I love the whole premise of this small book, which is a reaction against the idea that the writer’s life and the writing process need to be full of pain and agony in order to create good art. Yolen says:
“Stories grace our actual lives with their fictional realities. Like angels they lift us above the hurrying world; they carry us in their pockets of light. How can you not approach such other worlds with joy?”
Hand in hand with this is Yolen’s assertion that writers should write not for publication, which does actually make us crazy, but for ourselves. As she perfectly and precisely puts it:
“I am not writing for them. I am writing for me.”
The book also gives great practical advice. Her section called “Many Voices” is one of the most useful things I’ve ever read about “voice.” (Something that so many publishing people talk about & yet can’t actually seem to explain.) Another section discusses the idea of poetry in the context of writing prose that sounds and feels evocative, definitely a skill I want to work on.

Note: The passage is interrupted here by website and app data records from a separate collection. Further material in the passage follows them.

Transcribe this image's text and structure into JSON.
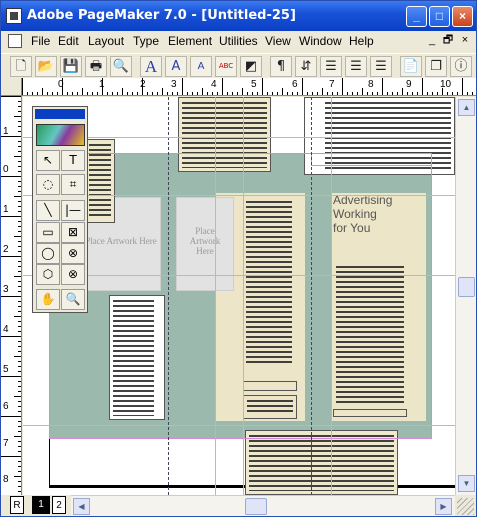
{
  "window": {
    "title": "Adobe PageMaker 7.0 - [Untitled-25]",
    "minimize": "_",
    "maximize": "□",
    "close": "×"
  },
  "menu": {
    "items": [
      "File",
      "Edit",
      "Layout",
      "Type",
      "Element",
      "Utilities",
      "View",
      "Window",
      "Help"
    ],
    "doc_controls": [
      "_",
      "🗗",
      "×"
    ]
  },
  "toolbar": {
    "buttons": [
      "new-icon",
      "open-icon",
      "save-icon",
      "print-icon",
      "find-icon",
      "type-icon",
      "font-larger-icon",
      "font-smaller-icon",
      "spelling-icon",
      "fill-icon",
      "paragraph-icon",
      "sort-icon",
      "indent-icon",
      "outdent-icon",
      "align-icon",
      "page-icon",
      "copy-icon",
      "info-icon"
    ],
    "glyphs": [
      "🗋",
      "📂",
      "💾",
      "🖶",
      "🔍",
      "A",
      "A",
      "A",
      "ABC",
      "◩",
      "¶",
      "⇵",
      "☰",
      "☰",
      "☰",
      "📄",
      "❐",
      "ⓘ"
    ]
  },
  "rulers": {
    "horizontal": [
      "0",
      "1",
      "2",
      "3",
      "4",
      "5",
      "6",
      "7",
      "8",
      "9",
      "10"
    ],
    "vertical": [
      "1",
      "0",
      "1",
      "2",
      "3",
      "4",
      "5",
      "6",
      "7",
      "8"
    ]
  },
  "layout": {
    "placeholders": [
      "Place Artwork Here",
      "Place Artwork Here"
    ],
    "headline": [
      "Advertising",
      "Working",
      "for You"
    ]
  },
  "toolbox": {
    "tools": [
      "pointer-tool",
      "text-tool",
      "rotate-tool",
      "crop-tool",
      "line-tool",
      "constrained-line-tool",
      "rectangle-tool",
      "rectangle-frame-tool",
      "ellipse-tool",
      "ellipse-frame-tool",
      "polygon-tool",
      "polygon-frame-tool",
      "hand-tool",
      "zoom-tool"
    ],
    "glyphs": [
      "↖",
      "T",
      "◌",
      "⌗",
      "╲",
      "|—",
      "▭",
      "⊠",
      "◯",
      "⊗",
      "⬡",
      "⊗",
      "✋",
      "🔍"
    ]
  },
  "page_tabs": {
    "master_label": "R",
    "pages": [
      "1",
      "2"
    ],
    "active_page": "1"
  },
  "colors": {
    "title_bar": "#0a3fc4",
    "bleed": "#9cb9ad",
    "column": "#ece5c7",
    "guide": "#6fd8d8",
    "margin": "#d48ad4"
  }
}
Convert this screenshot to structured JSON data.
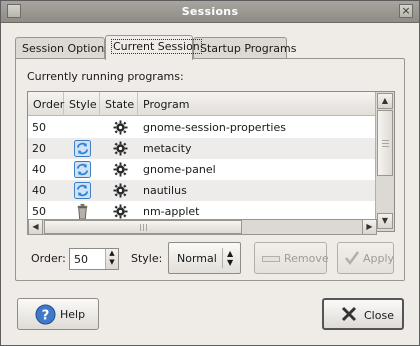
{
  "window": {
    "title": "Sessions"
  },
  "tabs": [
    {
      "label": "Session Options"
    },
    {
      "label": "Current Session"
    },
    {
      "label": "Startup Programs"
    }
  ],
  "current_session": {
    "caption": "Currently running programs:",
    "columns": [
      "Order",
      "Style",
      "State",
      "Program"
    ],
    "rows": [
      {
        "order": "50",
        "style": "",
        "state": "gear-icon",
        "program": "gnome-session-properties"
      },
      {
        "order": "20",
        "style": "restart-icon",
        "state": "gear-icon",
        "program": "metacity"
      },
      {
        "order": "40",
        "style": "restart-icon",
        "state": "gear-icon",
        "program": "gnome-panel"
      },
      {
        "order": "40",
        "style": "restart-icon",
        "state": "gear-icon",
        "program": "nautilus"
      },
      {
        "order": "50",
        "style": "trash-icon",
        "state": "gear-icon",
        "program": "nm-applet"
      }
    ],
    "order_label": "Order:",
    "order_value": "50",
    "style_label": "Style:",
    "style_value": "Normal",
    "remove_label": "Remove",
    "apply_label": "Apply"
  },
  "footer": {
    "help_label": "Help",
    "close_label": "Close"
  },
  "colors": {
    "titlebar": "#9b9792",
    "window_bg": "#efebe7",
    "row_alt": "#edeceb",
    "restart_icon": "#2f7fd0"
  }
}
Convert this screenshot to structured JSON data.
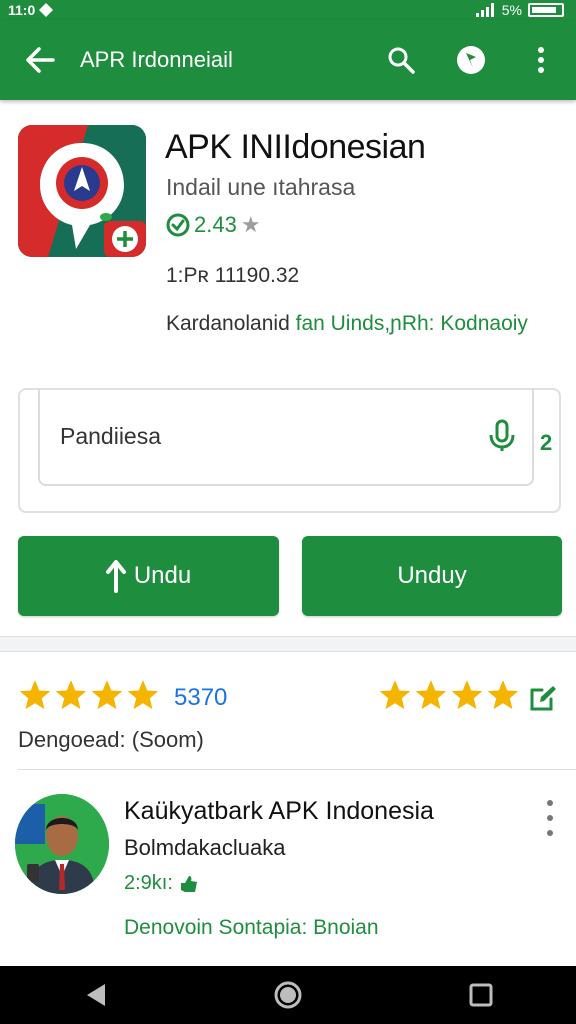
{
  "status_bar": {
    "time": "11:0",
    "battery_pct": "5%"
  },
  "app_bar": {
    "title": "APR Irdonneiail"
  },
  "app": {
    "name": "APK INIIdonesian",
    "subtitle": "Indail une ıtahrasa",
    "rating": "2.43",
    "meta": "1:Pʀ 11190.32",
    "developer_prefix": "Kardanolanid",
    "developer_link": "fan Uinds,ɲRh: Kodnaoiy"
  },
  "search": {
    "value": "Pandiiesa",
    "count": "2"
  },
  "buttons": {
    "primary": "Undu",
    "secondary": "Unduy"
  },
  "ratings": {
    "count": "5370",
    "downloads": "Dengoead: (Soom)"
  },
  "review": {
    "name": "Kaükyatbark APK Indonesia",
    "subtitle": "Bolmdakacluaka",
    "size": "2:9kı:",
    "link": "Denovoin Sontapia: Bnoian"
  },
  "colors": {
    "brand_green": "#1e8e3e",
    "star_gold": "#f4b400",
    "link_blue": "#1a73e8"
  },
  "icons": [
    "back-arrow-icon",
    "search-icon",
    "account-icon",
    "more-vert-icon",
    "mic-icon",
    "upload-arrow-icon",
    "star-icon",
    "edit-review-icon",
    "nav-back-icon",
    "nav-home-icon",
    "nav-recents-icon"
  ]
}
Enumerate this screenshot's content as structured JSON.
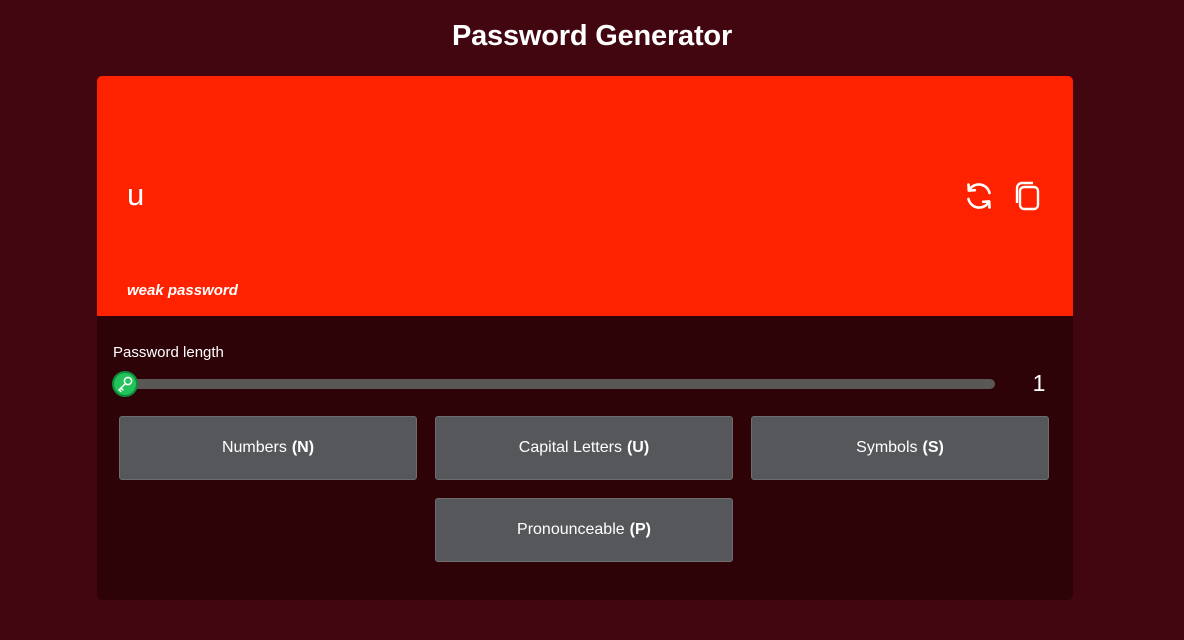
{
  "title": "Password Generator",
  "display": {
    "password": "u",
    "strength": "weak password",
    "background_color": "#ff2200"
  },
  "actions": {
    "refresh_icon": "refresh-icon",
    "copy_icon": "copy-icon"
  },
  "length": {
    "label": "Password length",
    "value": "1",
    "fraction": 0.0,
    "thumb_icon": "key-icon",
    "thumb_color": "#23c25a"
  },
  "options": {
    "numbers": {
      "label": "Numbers",
      "shortcut": "(N)"
    },
    "capitals": {
      "label": "Capital Letters",
      "shortcut": "(U)"
    },
    "symbols": {
      "label": "Symbols",
      "shortcut": "(S)"
    },
    "pronounceable": {
      "label": "Pronounceable",
      "shortcut": "(P)"
    }
  }
}
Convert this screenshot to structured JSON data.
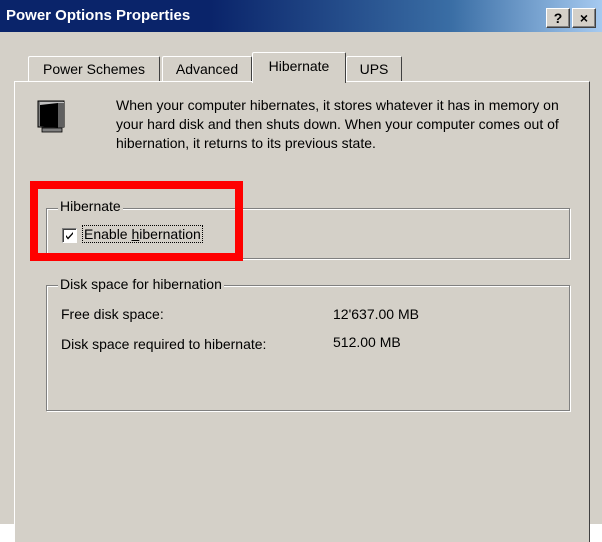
{
  "window": {
    "title": "Power Options Properties",
    "help_button": "?",
    "close_button": "×"
  },
  "tabs": [
    {
      "label": "Power Schemes",
      "active": false
    },
    {
      "label": "Advanced",
      "active": false
    },
    {
      "label": "Hibernate",
      "active": true
    },
    {
      "label": "UPS",
      "active": false
    }
  ],
  "description": "When your computer hibernates, it stores whatever it has in memory on your hard disk and then shuts down. When your computer comes out of hibernation, it returns to its previous state.",
  "hibernate_group": {
    "title": "Hibernate",
    "checkbox_label_prefix": "Enable ",
    "checkbox_label_underlined": "h",
    "checkbox_label_rest": "ibernation",
    "checked": true
  },
  "disk_group": {
    "title": "Disk space for hibernation",
    "free_label": "Free disk space:",
    "free_value": "12'637.00 MB",
    "required_label": "Disk space required to hibernate:",
    "required_value": "512.00 MB"
  },
  "icons": {
    "hibernate": "monitor-moon-icon"
  },
  "colors": {
    "titlebar_start": "#0a246a",
    "titlebar_end": "#a6caf0",
    "dialog_face": "#d4d0c8",
    "highlight": "#ff0000"
  }
}
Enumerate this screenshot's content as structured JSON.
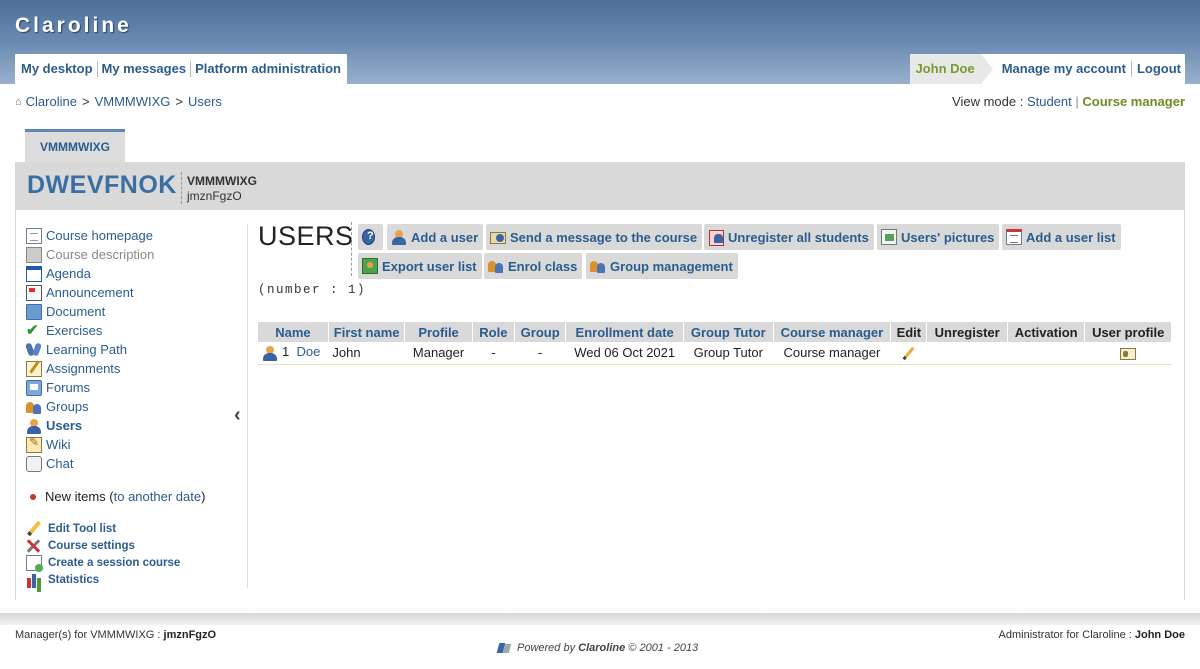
{
  "banner": {
    "brand": "Claroline",
    "nav_left": [
      "My desktop",
      "My messages",
      "Platform administration"
    ],
    "user_name": "John Doe",
    "nav_right": [
      "Manage my account",
      "Logout"
    ]
  },
  "breadcrumb": {
    "items": [
      "Claroline",
      "VMMMWIXG",
      "Users"
    ],
    "separator": ">"
  },
  "view_mode": {
    "label": "View mode :",
    "student": "Student",
    "separator": "|",
    "course_manager": "Course manager"
  },
  "course": {
    "tab": "VMMMWIXG",
    "title": "DWEVFNOK",
    "code": "VMMMWIXG",
    "manager": "jmznFgzO"
  },
  "sidebar": {
    "tools": [
      {
        "label": "Course homepage",
        "icon": "course-homepage-icon"
      },
      {
        "label": "Course description",
        "icon": "course-description-icon"
      },
      {
        "label": "Agenda",
        "icon": "agenda-icon"
      },
      {
        "label": "Announcement",
        "icon": "announcement-icon"
      },
      {
        "label": "Document",
        "icon": "document-icon"
      },
      {
        "label": "Exercises",
        "icon": "exercises-icon"
      },
      {
        "label": "Learning Path",
        "icon": "learning-path-icon"
      },
      {
        "label": "Assignments",
        "icon": "assignments-icon"
      },
      {
        "label": "Forums",
        "icon": "forums-icon"
      },
      {
        "label": "Groups",
        "icon": "groups-icon"
      },
      {
        "label": "Users",
        "icon": "users-icon"
      },
      {
        "label": "Wiki",
        "icon": "wiki-icon"
      },
      {
        "label": "Chat",
        "icon": "chat-icon"
      }
    ],
    "new_items_label": "New items (",
    "new_items_link": "to another date",
    "new_items_close": ")",
    "admin_links": [
      {
        "label": "Edit Tool list",
        "icon": "pencil-icon"
      },
      {
        "label": "Course settings",
        "icon": "tools-icon"
      },
      {
        "label": "Create a session course",
        "icon": "session-course-icon"
      },
      {
        "label": "Statistics",
        "icon": "statistics-icon"
      }
    ]
  },
  "main": {
    "heading": "USERS",
    "commands": {
      "help": "",
      "add_user": "Add a user",
      "send_message": "Send a message to the course",
      "unregister_all": "Unregister all students",
      "users_pictures": "Users' pictures",
      "add_user_list": "Add a user list",
      "export_user_list": "Export user list",
      "enrol_class": "Enrol class",
      "group_management": "Group management"
    },
    "count": "(number : 1)",
    "table": {
      "headers": [
        "Name",
        "First name",
        "Profile",
        "Role",
        "Group",
        "Enrollment date",
        "Group Tutor",
        "Course manager",
        "Edit",
        "Unregister",
        "Activation",
        "User profile"
      ],
      "rows": [
        {
          "num": "1",
          "name": "Doe",
          "first_name": "John",
          "profile": "Manager",
          "role": "-",
          "group": "-",
          "enrollment_date": "Wed 06 Oct 2021",
          "group_tutor": "Group Tutor",
          "course_manager": "Course manager",
          "unregister": "",
          "activation": ""
        }
      ]
    }
  },
  "footer": {
    "managers_label": "Manager(s) for VMMMWIXG :",
    "managers_name": "jmznFgzO",
    "admin_label": "Administrator for Claroline :",
    "admin_name": "John Doe",
    "powered_prefix": "Powered by",
    "powered_brand": "Claroline",
    "powered_suffix": "© 2001 - 2013"
  }
}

But in the end, as a writer who struggles with anxiety and depression, it’s the bigger message of this book that matters to me. I need writing to be a positive, peaceful force in my life. So when I get tangled up in unfulfilled career expectations or mired in self-doubt, I re-read this book and remember that the key piece of advice from one of the world’s great fantasy authors is “take joy.”